What is the Glycemic Load?
Glycemic Load (GL) is a measure of how quickly a carbohydrate food is transformed into sugar in the blood. A low value relates to minimal impact, whereas a high level, (above 10 - see table below), means that the food will cause a surge in blood sugar and therefore weight gain.
For optimum weight loss you will need to restrict total GLs to a maximum of 40 per day.
What you can do to balance blood sugar levels for weight loss
- Opt for whole foods with a low GL– wholegrains, lentils, beans, nuts, seeds, fruit and vegetables. Avoid refined foods such as white bread and sugary foods or foods with concentrated sweetness. Limit GLs to 40 per day.
- Eat protein with carbohydrates as it slows down the release of sugar into the bloodstream.
- Always eat breakfast.
- Cut out stimulants such as tea, coffee, cola and tobacco and replace with herbal teas and diluted fruit juices (half water, half juice)
- Eat small, regular meals. Include healthy snacks between meals such as nuts, seeds, fruits, oatcakes and carrot sticks with humous.
- Include more omega 3 and 6 fatty acids in your diet. (oily fish and seeds/nuts)
- Increase consumption of vegetables to six or seven portions a day. Avoid potatoes as these have a high Glycemic Load.
- Consuming oats is beneficial because they reduce the absorption of sugar from the gut and, as a result, lower levels of blood sugar.
A high fruit and vegetable diet helps weight loss – vegetables and fruits are very rich in vitamins and minerals required for good healthy metabolism and therefore weight loss. They are also high in fibre, thereby adding bulk to food and filling you up as well as slowing down the release of sugar in the blood stream. Ensure that you eat six or seven portions of fruit and vegetables per day. For meals half your plate should consist of vegetables, except potatoes.
Good fats burn fat - Reduce intake of saturated fats found in meat, dairy products and eggs whilst increasing essential fats found in fish (especially oily fish, such as wild salmon, mackerel, tuna, herring) and seeds. Saturated fat should be reduced as it can only be burned for energy or stored as fat. Whereas essential fats are used in the brain and nerves, and can boost immunity, balance hormones and promote healthy skin.
Essential fats also help to stimulate metabolism and therefore burn fat. It is also known that the body has a feedback mechanism for fats and that fat sensors respond strongly to essential fats and weakly to saturated fats. If you eat the wrong kind of fat your body isn’t satisfied so you eat more. Eating the good fats helps diminish the craving for fatty foods. Frying should be avoided as it makes fats toxic - steaming, boiling, poaching, steam frying and baking are better.
Exercising in a cold climate burns more calories
Exercise for at least one hour every other day. This can help to burn fat and increase metabolism, as well as improve blood sugar control.

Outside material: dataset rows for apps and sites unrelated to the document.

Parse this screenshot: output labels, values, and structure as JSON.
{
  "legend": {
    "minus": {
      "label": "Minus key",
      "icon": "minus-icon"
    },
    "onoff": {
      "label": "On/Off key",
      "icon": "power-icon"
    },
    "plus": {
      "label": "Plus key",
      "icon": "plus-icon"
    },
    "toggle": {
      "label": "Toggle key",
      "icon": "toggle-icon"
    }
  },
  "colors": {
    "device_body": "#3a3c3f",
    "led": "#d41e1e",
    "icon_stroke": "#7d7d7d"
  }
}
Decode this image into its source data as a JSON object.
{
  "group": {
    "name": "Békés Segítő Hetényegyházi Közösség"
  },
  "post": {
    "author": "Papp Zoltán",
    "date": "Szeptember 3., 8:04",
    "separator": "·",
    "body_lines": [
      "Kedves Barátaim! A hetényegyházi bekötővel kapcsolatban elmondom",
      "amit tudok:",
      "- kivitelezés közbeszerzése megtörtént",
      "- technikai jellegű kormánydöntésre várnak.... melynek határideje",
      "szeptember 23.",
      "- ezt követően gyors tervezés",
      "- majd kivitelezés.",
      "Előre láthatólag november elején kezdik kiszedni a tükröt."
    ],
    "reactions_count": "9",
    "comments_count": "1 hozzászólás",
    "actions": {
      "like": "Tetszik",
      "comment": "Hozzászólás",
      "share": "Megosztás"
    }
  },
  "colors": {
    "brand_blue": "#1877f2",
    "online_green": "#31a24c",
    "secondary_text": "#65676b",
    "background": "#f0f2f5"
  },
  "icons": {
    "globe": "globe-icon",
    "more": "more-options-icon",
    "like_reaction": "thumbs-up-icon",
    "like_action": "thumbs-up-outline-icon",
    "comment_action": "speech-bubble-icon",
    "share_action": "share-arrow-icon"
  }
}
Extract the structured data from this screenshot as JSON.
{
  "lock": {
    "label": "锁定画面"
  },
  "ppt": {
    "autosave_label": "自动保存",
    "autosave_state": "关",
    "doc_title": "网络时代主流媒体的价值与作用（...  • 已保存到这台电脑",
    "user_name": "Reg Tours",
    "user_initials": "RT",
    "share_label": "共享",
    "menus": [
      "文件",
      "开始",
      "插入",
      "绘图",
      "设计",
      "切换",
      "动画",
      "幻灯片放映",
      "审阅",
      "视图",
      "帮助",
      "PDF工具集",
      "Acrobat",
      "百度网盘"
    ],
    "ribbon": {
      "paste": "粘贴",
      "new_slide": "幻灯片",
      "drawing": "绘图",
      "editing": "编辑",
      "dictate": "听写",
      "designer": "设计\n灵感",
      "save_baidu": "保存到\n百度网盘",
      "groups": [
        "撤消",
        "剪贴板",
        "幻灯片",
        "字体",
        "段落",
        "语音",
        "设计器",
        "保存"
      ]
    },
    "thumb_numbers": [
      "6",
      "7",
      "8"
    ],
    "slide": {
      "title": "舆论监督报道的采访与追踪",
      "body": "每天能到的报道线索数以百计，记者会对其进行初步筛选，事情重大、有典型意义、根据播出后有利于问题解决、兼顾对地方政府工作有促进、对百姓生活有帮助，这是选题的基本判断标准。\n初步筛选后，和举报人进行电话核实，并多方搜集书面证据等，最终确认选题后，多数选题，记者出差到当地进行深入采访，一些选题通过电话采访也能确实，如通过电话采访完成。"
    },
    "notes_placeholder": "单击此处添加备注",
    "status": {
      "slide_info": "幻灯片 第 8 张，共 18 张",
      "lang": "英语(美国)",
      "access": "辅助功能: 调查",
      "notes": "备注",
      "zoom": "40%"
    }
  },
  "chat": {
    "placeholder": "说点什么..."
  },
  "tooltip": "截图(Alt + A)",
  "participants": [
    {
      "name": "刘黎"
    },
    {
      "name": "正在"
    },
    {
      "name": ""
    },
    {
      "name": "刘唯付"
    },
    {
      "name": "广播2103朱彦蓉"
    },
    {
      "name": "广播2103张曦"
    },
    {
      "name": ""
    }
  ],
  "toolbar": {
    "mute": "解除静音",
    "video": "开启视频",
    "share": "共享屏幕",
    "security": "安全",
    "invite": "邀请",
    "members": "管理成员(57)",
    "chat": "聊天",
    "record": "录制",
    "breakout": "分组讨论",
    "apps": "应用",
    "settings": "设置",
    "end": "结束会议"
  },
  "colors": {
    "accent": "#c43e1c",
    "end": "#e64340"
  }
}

If you exercise in the cold, such as jogging in limited clothing during the winter months, you may increase your metabolic rate and burn more calories. Exercising in the cold causes the body to create more “brown fat” which consumes more energy aiding weight loss.
Other factors relating to weight gain
Other factors, such as thyroid insufficiency, digestive problems, allergies, food intolerances, adrenal stress, nutrient deficiencies and toxicity can also contribute to weight gain. These factors can be tested as part of a full nutritional assessment. For more information and details of a full nutritional assessment see www.catherinebroome.com.
Breakfast – porridge with berries and apples
Snack – two oatcakes with humous
Lunch – lentil and vegetable soup with small piece of rye bread
Snack – 1 pear with a handful of nuts
Dinner – Stir fry vegetables (half plate) with fish and tablespoon of brown basmati rice
Drinks – herbal teas, diluted fruit juices, dandelion coffee.
Advice is for information only and should not replace medical care. Check with your doctor before changing your diet and undergoing an exercise regime.
Catherine Broome, Dip ION, Nutritional Therapist